Bird in Hand winery is the brainchild of Justin’s brother, Mr. Andrew Nugent, who started the winery in 1997. The Adelaide Hills’ brother-duo today stands proud with their wines being regarded as one of Australia’s top produces. They make wines using local varieties like Sauvignon Blanc, Semillon, Riesling, and Chardonnay for whites and Shiraz, Merlot, Cabernet Sauvignon, and Pinot Noir amongst the reds. The wines are marketed under three labels: Nest Egg, Bird in Hand, and Two in the Bush. While Two in the Bush range has early easy-drinking wines, Bird in Hand is a more serious range with wines coming from limited yields. Nest Egg range is their premium quality produce released only in the best of years. ‘Joy’, the sparkling Pinot Noir wine from the Nest Egg range is also the name of the Nugent brothers’ mother.
These wines are brought to India by the Mumbai-based importers Aspri Spirits Pvt Ltd.
These fun and approachable wines were put to Wi-Not’s trained palate and this is our review:
Bird in Hand Non Vintage Sparkling Wine – White – Adelaide Hills
The wine’s colour is eye-catching and certainly raises some eye-brows, all for the right reasons. Tiny lazily rising bubbles from a copper hued wine, a different start already! The completely creamy fruit dominant nose with notes of raspberry cream, fruit tart, strawberries, and finishing with a floral touch of orchids. A light wine with a smooth mouthfeel and a caramel-like candied finish. The mouse was tad coarse adding structure to the wine. A great party starter and a perfect summer wine.
2008 Two In The Bush Semillon Sauvignon Blanc – White – Adelaide Hills
A fresh young wine with no signs of aging. Refreshing aromas of sweet white fruits, mainly honey dew melon and pears, with citrus and minerally afternotes and a touch of asparagus.
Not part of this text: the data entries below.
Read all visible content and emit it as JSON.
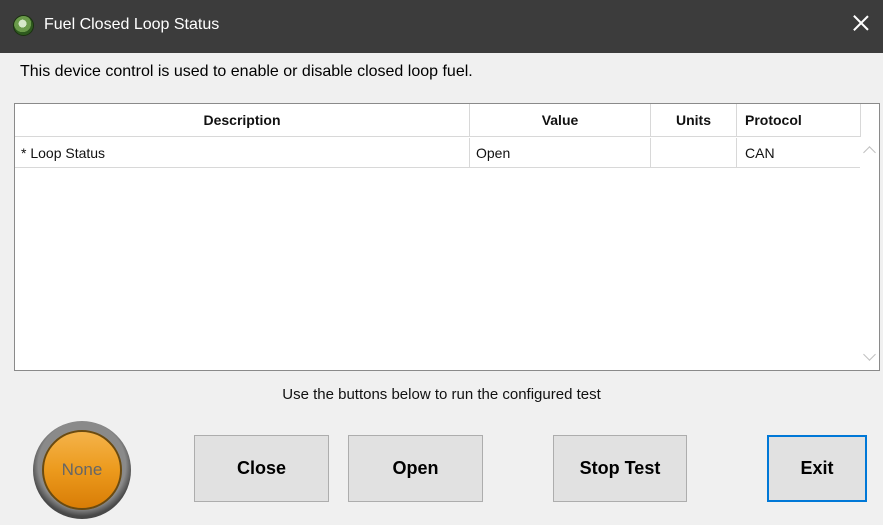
{
  "window": {
    "title": "Fuel Closed Loop Status"
  },
  "info_text": "This device control is used to enable or disable closed loop fuel.",
  "grid": {
    "columns": [
      "Description",
      "Value",
      "Units",
      "Protocol"
    ],
    "rows": [
      {
        "description": "* Loop Status",
        "value": "Open",
        "units": "",
        "protocol": "CAN"
      }
    ]
  },
  "hint_text": "Use the buttons below to run the configured test",
  "status_indicator": {
    "label": "None",
    "color": "#ec9a1d"
  },
  "buttons": {
    "close": "Close",
    "open": "Open",
    "stop_test": "Stop Test",
    "exit": "Exit"
  },
  "colors": {
    "titlebar": "#3c3c3c",
    "focus_border": "#0078d7"
  }
}
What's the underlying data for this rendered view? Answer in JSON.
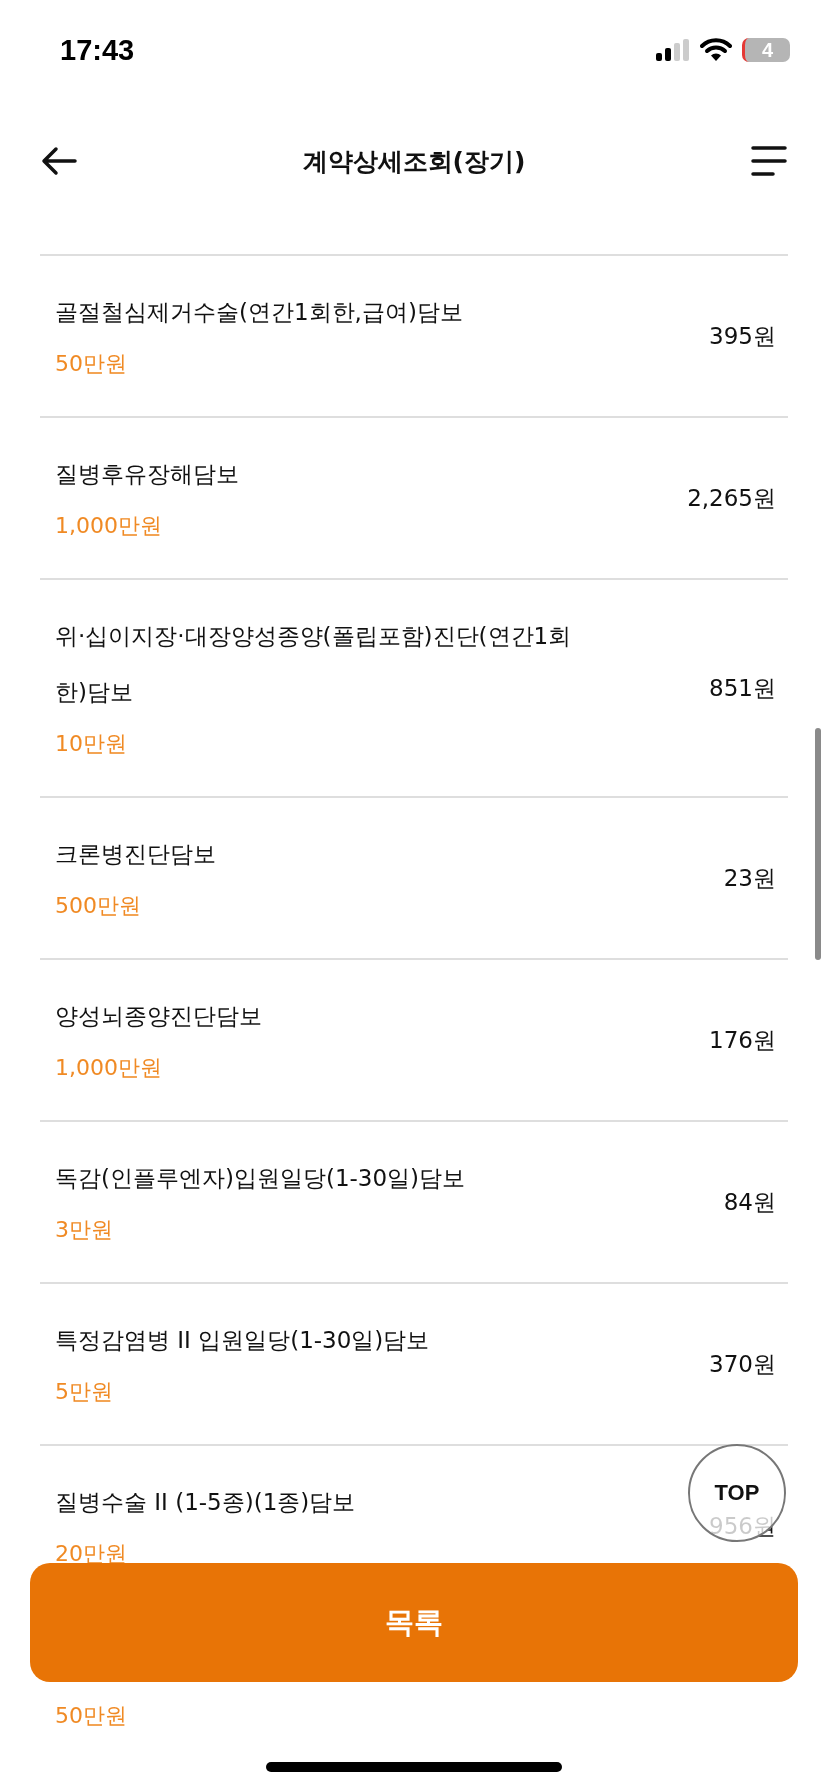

An off-dry easy drinking wine with crisp acidity to provide balance. Notes of honey-dew melon, peardrop, kiwi, golden apples, and lettuce compliment the light body of the wine well. Well-balanced youthful and expressive wine. Won’t get better with cellaring.
Deep ruby coloured with signs of aging visible at the rims. Expressive nose with hint of oak, not too dominant, plums, sour cherry, pomegranate, and spices. The nose is creamy indicating Malolactic Fermentation. Dry palate with fine developing tannins, creamy mouthfeel, and notes of roasted vanilla, plums, berry jam, raspberries, and earthy tones. The alcohol is high thus making wine even smoother. A medium-bodied, food-worthy, approachable red that can handle another few years of cellaring.
2007 Two In The Bush Shiraz – Red – Mt Lofty Ranges
Deep ruby wine with tinge of purple and little aged rims. Intense and expressive nose with spicy and earthy notes. Amongst others were black olives, touch of blueberries, cranberry juice, dusty oak, pepper, cloves, and teakwood. Dry fruity palate with some jammy and some concentrated notes along with those of dark cherries, blackberries, beetroot coulis, grape syrup, and black currants. Alcohol seemed high at 14.5% but the wine was in balance. The tannins are soft and can easily be chewed upon. The wine needs heavy meaty flavoured dish to be justified.
Australia has placed itself as one of the strongest New World winemaking country. Not only it has been successful at altering the orthodox winemaking procedures in the past, it has always been looked up for introducing novel exciting offerings. With this perfect marriage of Australian wines and authentic Indian cuisine, this might just be the horizon of what they have to offer next. Who knows they might just turn the Indian vinos in to habitual indulgent.